__RECORDS SHOWN__
Segment Open
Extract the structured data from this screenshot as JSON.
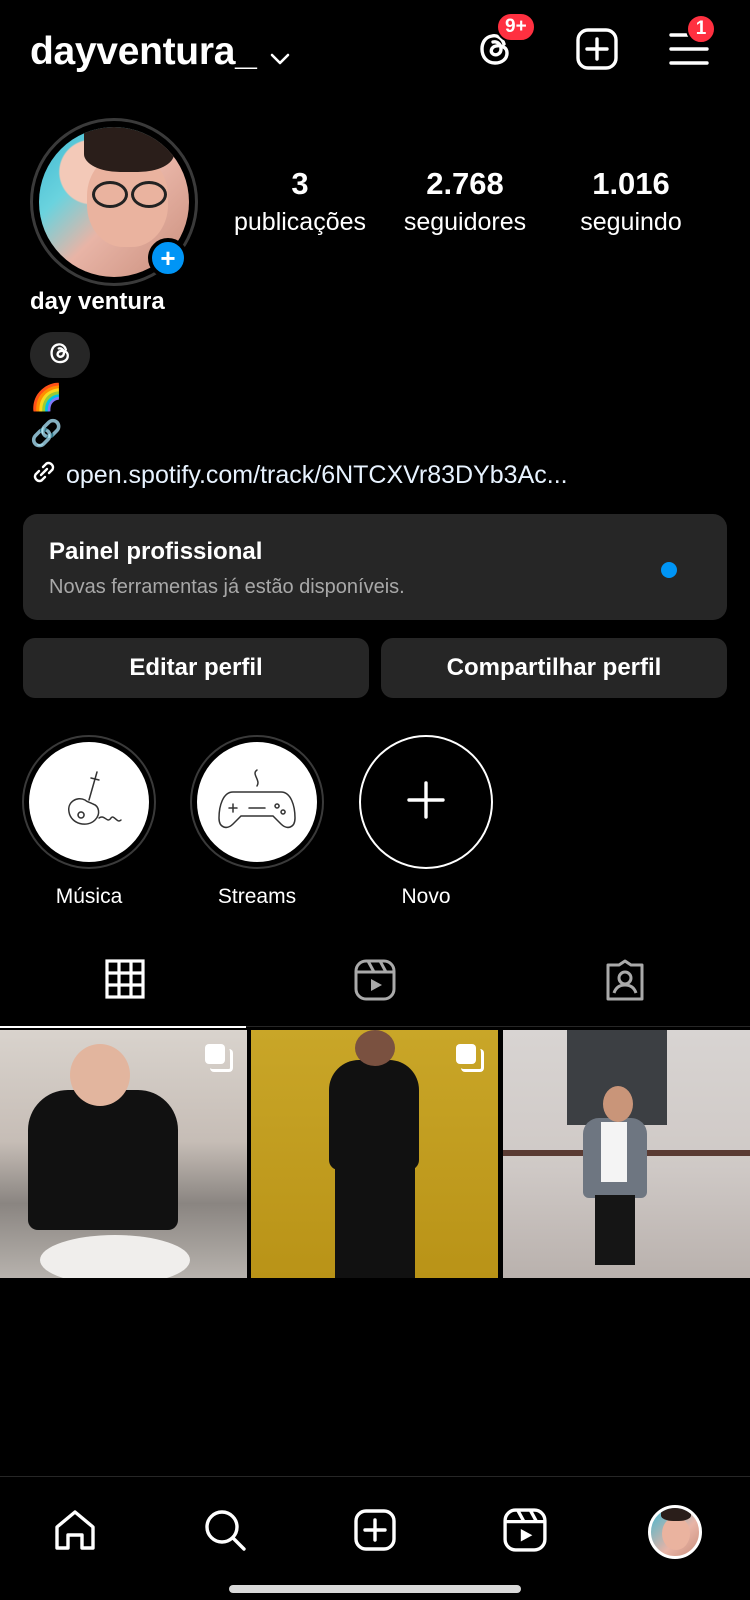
{
  "header": {
    "username": "dayventura_",
    "threads_badge": "9+",
    "menu_badge": "1"
  },
  "profile": {
    "full_name": "day ventura",
    "stats": [
      {
        "value": "3",
        "label": "publicações"
      },
      {
        "value": "2.768",
        "label": "seguidores"
      },
      {
        "value": "1.016",
        "label": "seguindo"
      }
    ],
    "bio_lines": [
      "🌈",
      "🔗"
    ],
    "link_text": "open.spotify.com/track/6NTCXVr83DYb3Ac..."
  },
  "panel": {
    "title": "Painel profissional",
    "subtitle": "Novas ferramentas já estão disponíveis."
  },
  "buttons": {
    "edit": "Editar perfil",
    "share": "Compartilhar perfil"
  },
  "highlights": [
    {
      "label": "Música"
    },
    {
      "label": "Streams"
    },
    {
      "label": "Novo"
    }
  ],
  "colors": {
    "accent": "#0095f6",
    "badge": "#ff3040",
    "surface": "#262626",
    "background": "#000000"
  },
  "icons": {
    "header": [
      "chevron-down-icon",
      "threads-icon",
      "create-icon",
      "menu-icon"
    ],
    "tabs": [
      "grid-icon",
      "reels-icon",
      "tagged-icon"
    ],
    "nav": [
      "home-icon",
      "search-icon",
      "create-icon",
      "reels-icon",
      "profile-avatar"
    ]
  }
}
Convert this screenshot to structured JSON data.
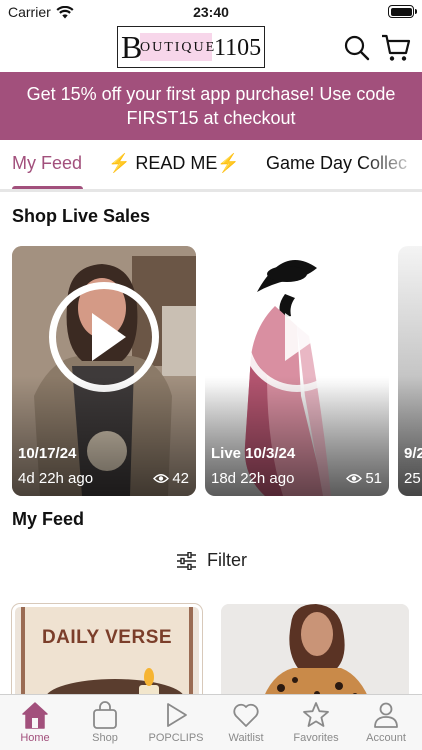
{
  "status_bar": {
    "carrier": "Carrier",
    "time": "23:40"
  },
  "header": {
    "logo": {
      "initial": "B",
      "word": "OUTIQUE",
      "number": "1105"
    }
  },
  "promo": {
    "line1": "Get 15% off your first app purchase!  Use code",
    "line2": "FIRST15 at checkout"
  },
  "tabs": [
    {
      "label": "My Feed",
      "active": true
    },
    {
      "label": "⚡ READ ME⚡",
      "active": false
    },
    {
      "label": "Game Day Collec",
      "active": false
    }
  ],
  "live": {
    "title": "Shop Live Sales",
    "cards": [
      {
        "date": "10/17/24",
        "ago": "4d 22h ago",
        "views": "42"
      },
      {
        "date": "Live 10/3/24",
        "ago": "18d 22h ago",
        "views": "51"
      },
      {
        "date": "9/2",
        "ago": "25"
      }
    ]
  },
  "feed": {
    "title": "My Feed",
    "filter_label": "Filter",
    "cards": [
      {
        "label": "DAILY VERSE"
      }
    ]
  },
  "tabbar": [
    {
      "label": "Home",
      "icon": "home-icon",
      "active": true
    },
    {
      "label": "Shop",
      "icon": "bag-icon",
      "active": false
    },
    {
      "label": "POPCLIPS",
      "icon": "play-icon",
      "active": false
    },
    {
      "label": "Waitlist",
      "icon": "heart-icon",
      "active": false
    },
    {
      "label": "Favorites",
      "icon": "star-icon",
      "active": false
    },
    {
      "label": "Account",
      "icon": "person-icon",
      "active": false
    }
  ],
  "colors": {
    "accent": "#a2507c",
    "logo_block": "#f7d6ea",
    "inactive": "#8a8a8a"
  }
}
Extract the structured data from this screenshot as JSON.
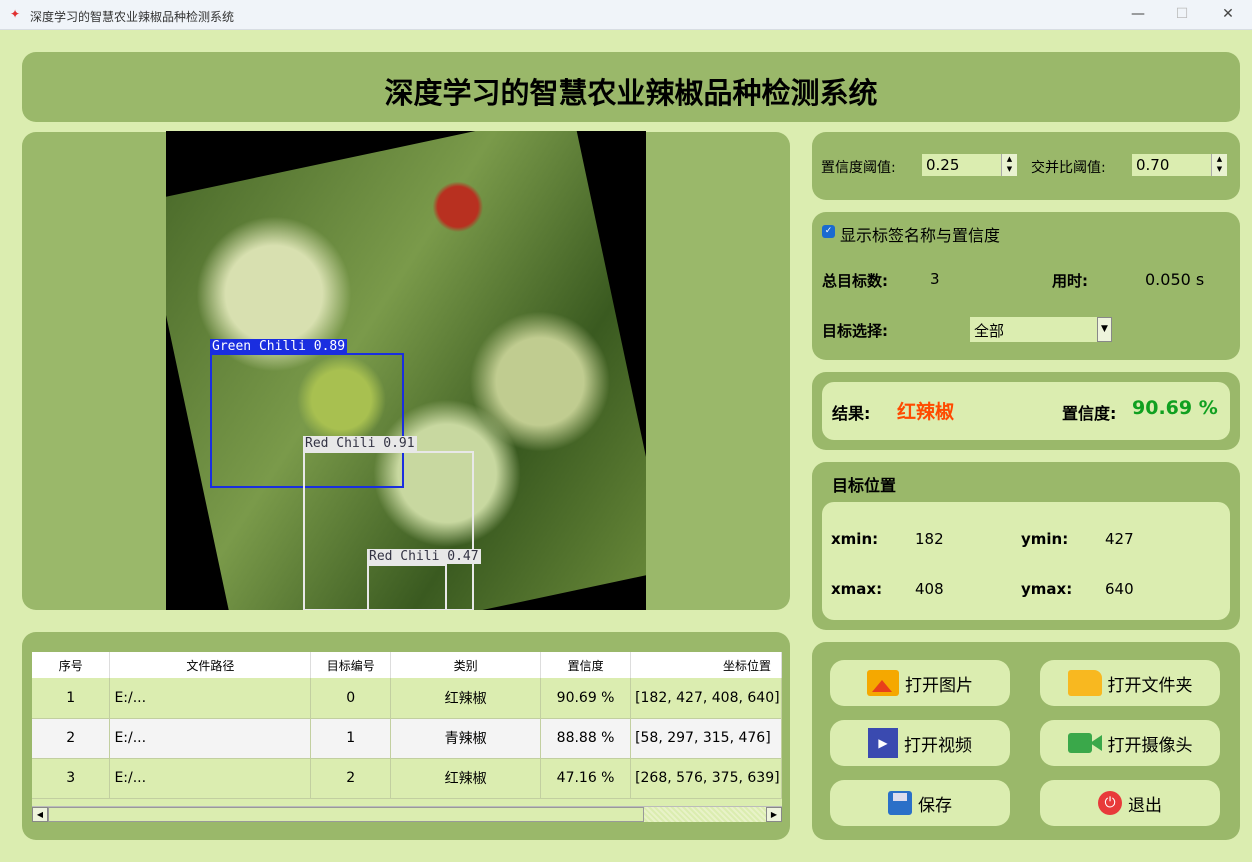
{
  "window": {
    "title": "深度学习的智慧农业辣椒品种检测系统",
    "minimize": "—",
    "maximize": "☐",
    "close": "✕"
  },
  "header": {
    "title": "深度学习的智慧农业辣椒品种检测系统"
  },
  "detections_overlay": [
    {
      "label": "Green Chilli 0.89",
      "color": "#1a2ee0"
    },
    {
      "label": "Red Chili 0.91",
      "color": "#e8e8e8"
    },
    {
      "label": "Red Chili 0.47",
      "color": "#e8e8e8"
    }
  ],
  "params": {
    "conf_label": "置信度阈值:",
    "conf_value": "0.25",
    "iou_label": "交并比阈值:",
    "iou_value": "0.70"
  },
  "info": {
    "show_label": "显示标签名称与置信度",
    "show_checked": true,
    "total_label": "总目标数:",
    "total_value": "3",
    "time_label": "用时:",
    "time_value": "0.050 s",
    "select_label": "目标选择:",
    "select_value": "全部"
  },
  "result": {
    "label": "结果:",
    "value": "红辣椒",
    "conf_label": "置信度:",
    "conf_value": "90.69 %",
    "value_color": "#ff4a00",
    "conf_color": "#10a020"
  },
  "position": {
    "title": "目标位置",
    "xmin_label": "xmin:",
    "xmin": "182",
    "ymin_label": "ymin:",
    "ymin": "427",
    "xmax_label": "xmax:",
    "xmax": "408",
    "ymax_label": "ymax:",
    "ymax": "640"
  },
  "buttons": {
    "open_image": "打开图片",
    "open_folder": "打开文件夹",
    "open_video": "打开视频",
    "open_camera": "打开摄像头",
    "save": "保存",
    "exit": "退出"
  },
  "table": {
    "headers": [
      "序号",
      "文件路径",
      "目标编号",
      "类别",
      "置信度",
      "坐标位置"
    ],
    "rows": [
      [
        "1",
        "E:/...",
        "0",
        "红辣椒",
        "90.69 %",
        "[182, 427, 408, 640]"
      ],
      [
        "2",
        "E:/...",
        "1",
        "青辣椒",
        "88.88 %",
        "[58, 297, 315, 476]"
      ],
      [
        "3",
        "E:/...",
        "2",
        "红辣椒",
        "47.16 %",
        "[268, 576, 375, 639]"
      ]
    ]
  }
}
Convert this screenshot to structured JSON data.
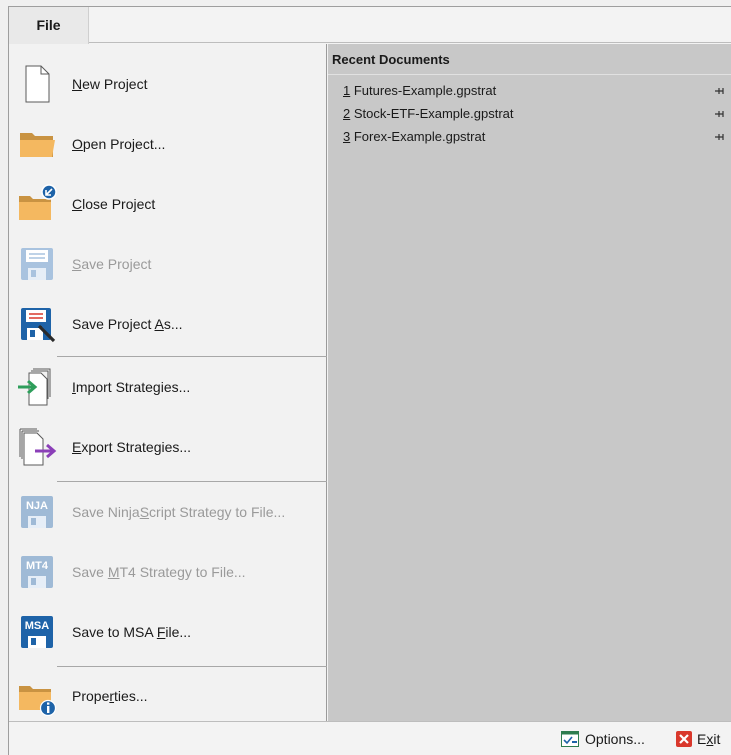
{
  "file_tab": {
    "label": "File"
  },
  "menu": {
    "items": [
      {
        "pre": "",
        "key": "N",
        "post": "ew Project",
        "disabled": false,
        "icon": "new-document-icon"
      },
      {
        "pre": "",
        "key": "O",
        "post": "pen Project...",
        "disabled": false,
        "icon": "open-folder-icon"
      },
      {
        "pre": "",
        "key": "C",
        "post": "lose Project",
        "disabled": false,
        "icon": "close-folder-icon"
      },
      {
        "pre": "",
        "key": "S",
        "post": "ave Project",
        "disabled": true,
        "icon": "save-icon"
      },
      {
        "pre": "Save Project ",
        "key": "A",
        "post": "s...",
        "disabled": false,
        "icon": "save-as-icon"
      },
      {
        "pre": "",
        "key": "I",
        "post": "mport Strategies...",
        "disabled": false,
        "icon": "import-icon"
      },
      {
        "pre": "",
        "key": "E",
        "post": "xport Strategies...",
        "disabled": false,
        "icon": "export-icon"
      },
      {
        "pre": "Save Ninja",
        "key": "S",
        "post": "cript Strategy to File...",
        "disabled": true,
        "icon": "nja-icon",
        "badge": "NJA"
      },
      {
        "pre": "Save ",
        "key": "M",
        "post": "T4 Strategy to File...",
        "disabled": true,
        "icon": "mt4-icon",
        "badge": "MT4"
      },
      {
        "pre": "Save to MSA ",
        "key": "F",
        "post": "ile...",
        "disabled": false,
        "icon": "msa-icon",
        "badge": "MSA"
      },
      {
        "pre": "Prope",
        "key": "r",
        "post": "ties...",
        "disabled": false,
        "icon": "properties-icon"
      }
    ]
  },
  "recent": {
    "header": "Recent Documents",
    "items": [
      {
        "num": "1",
        "name": " Futures-Example.gpstrat"
      },
      {
        "num": "2",
        "name": " Stock-ETF-Example.gpstrat"
      },
      {
        "num": "3",
        "name": " Forex-Example.gpstrat"
      }
    ]
  },
  "bottom": {
    "options_label": "Options...",
    "exit_pre": "E",
    "exit_key": "x",
    "exit_post": "it"
  },
  "colors": {
    "folder": "#f4b860",
    "badge_active": "#1e63a8",
    "badge_disabled": "#9fbad6",
    "import_arrow": "#2e9e5b",
    "export_arrow": "#8b3fb8",
    "exit_red": "#d9382c"
  }
}
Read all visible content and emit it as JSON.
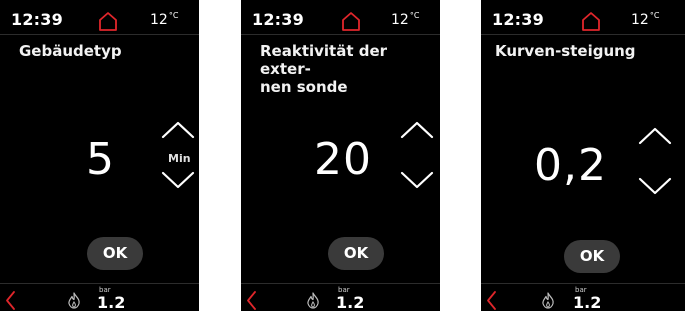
{
  "colors": {
    "screen_bg": "#000000",
    "text": "#ffffff",
    "accent_red": "#e0262b",
    "button_bg": "#3a3a3a",
    "divider": "#2c2c2c"
  },
  "screens": [
    {
      "status": {
        "time": "12:39",
        "temperature": "12",
        "temperature_unit": "°C",
        "home_icon": "home-icon"
      },
      "title": "Gebäudetyp",
      "value": "5",
      "unit": "Min",
      "arrows": {
        "up_icon": "chevron-up-icon",
        "down_icon": "chevron-down-icon"
      },
      "ok_label": "OK",
      "footer": {
        "back_icon": "chevron-left-icon",
        "flame_icon": "flame-icon",
        "pressure_unit": "bar",
        "pressure_value": "1.2"
      }
    },
    {
      "status": {
        "time": "12:39",
        "temperature": "12",
        "temperature_unit": "°C",
        "home_icon": "home-icon"
      },
      "title": "Reaktivität der exter-\nnen sonde",
      "value": "20",
      "unit": "",
      "arrows": {
        "up_icon": "chevron-up-icon",
        "down_icon": "chevron-down-icon"
      },
      "ok_label": "OK",
      "footer": {
        "back_icon": "chevron-left-icon",
        "flame_icon": "flame-icon",
        "pressure_unit": "bar",
        "pressure_value": "1.2"
      }
    },
    {
      "status": {
        "time": "12:39",
        "temperature": "12",
        "temperature_unit": "°C",
        "home_icon": "home-icon"
      },
      "title": "Kurven-steigung",
      "value": "0,2",
      "unit": "",
      "arrows": {
        "up_icon": "chevron-up-icon",
        "down_icon": "chevron-down-icon"
      },
      "ok_label": "OK",
      "footer": {
        "back_icon": "chevron-left-icon",
        "flame_icon": "flame-icon",
        "pressure_unit": "bar",
        "pressure_value": "1.2"
      }
    }
  ]
}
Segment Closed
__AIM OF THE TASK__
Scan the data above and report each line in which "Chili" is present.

__RESULT OF THE EXERCISE__
      "label": "Red Chili 0.91",
      "label": "Red Chili 0.47",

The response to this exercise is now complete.